[[ DATASET EXCERPTS open ]]

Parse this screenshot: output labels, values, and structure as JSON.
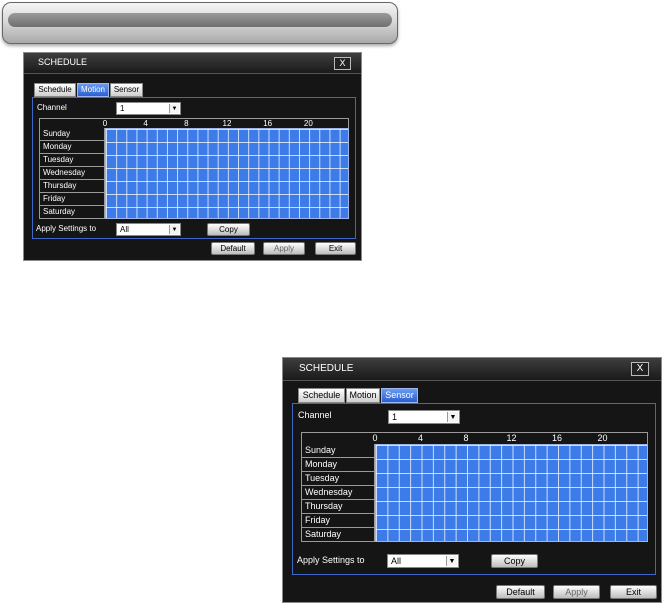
{
  "schedule_motion": {
    "title": "SCHEDULE",
    "close": "X",
    "tabs": [
      "Schedule",
      "Motion",
      "Sensor"
    ],
    "active_tab": "Motion",
    "channel_label": "Channel",
    "channel_value": "1",
    "hours": [
      "0",
      "4",
      "8",
      "12",
      "16",
      "20"
    ],
    "days": [
      "Sunday",
      "Monday",
      "Tuesday",
      "Wednesday",
      "Thursday",
      "Friday",
      "Saturday"
    ],
    "apply_settings_label": "Apply Settings to",
    "apply_settings_value": "All",
    "copy": "Copy",
    "default": "Default",
    "apply": "Apply",
    "exit": "Exit"
  },
  "schedule_sensor": {
    "title": "SCHEDULE",
    "close": "X",
    "tabs": [
      "Schedule",
      "Motion",
      "Sensor"
    ],
    "active_tab": "Sensor",
    "channel_label": "Channel",
    "channel_value": "1",
    "hours": [
      "0",
      "4",
      "8",
      "12",
      "16",
      "20"
    ],
    "days": [
      "Sunday",
      "Monday",
      "Tuesday",
      "Wednesday",
      "Thursday",
      "Friday",
      "Saturday"
    ],
    "apply_settings_label": "Apply Settings to",
    "apply_settings_value": "All",
    "copy": "Copy",
    "default": "Default",
    "apply": "Apply",
    "exit": "Exit"
  },
  "colors": {
    "grid_fill": "#3c7be8",
    "active_tab": "#2c5fd0",
    "window_bg": "#151515"
  }
}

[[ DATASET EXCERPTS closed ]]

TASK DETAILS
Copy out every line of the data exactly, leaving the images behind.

ANSWER SPACE
Parse this screenshot: output labels, values, and structure as JSON.
{
  "schedule_motion": {
    "title": "SCHEDULE",
    "close": "X",
    "tabs": [
      "Schedule",
      "Motion",
      "Sensor"
    ],
    "active_tab": "Motion",
    "channel_label": "Channel",
    "channel_value": "1",
    "hours": [
      "0",
      "4",
      "8",
      "12",
      "16",
      "20"
    ],
    "days": [
      "Sunday",
      "Monday",
      "Tuesday",
      "Wednesday",
      "Thursday",
      "Friday",
      "Saturday"
    ],
    "apply_settings_label": "Apply Settings to",
    "apply_settings_value": "All",
    "copy": "Copy",
    "default": "Default",
    "apply": "Apply",
    "exit": "Exit"
  },
  "schedule_sensor": {
    "title": "SCHEDULE",
    "close": "X",
    "tabs": [
      "Schedule",
      "Motion",
      "Sensor"
    ],
    "active_tab": "Sensor",
    "channel_label": "Channel",
    "channel_value": "1",
    "hours": [
      "0",
      "4",
      "8",
      "12",
      "16",
      "20"
    ],
    "days": [
      "Sunday",
      "Monday",
      "Tuesday",
      "Wednesday",
      "Thursday",
      "Friday",
      "Saturday"
    ],
    "apply_settings_label": "Apply Settings to",
    "apply_settings_value": "All",
    "copy": "Copy",
    "default": "Default",
    "apply": "Apply",
    "exit": "Exit"
  },
  "colors": {
    "grid_fill": "#3c7be8",
    "active_tab": "#2c5fd0",
    "window_bg": "#151515"
  }
}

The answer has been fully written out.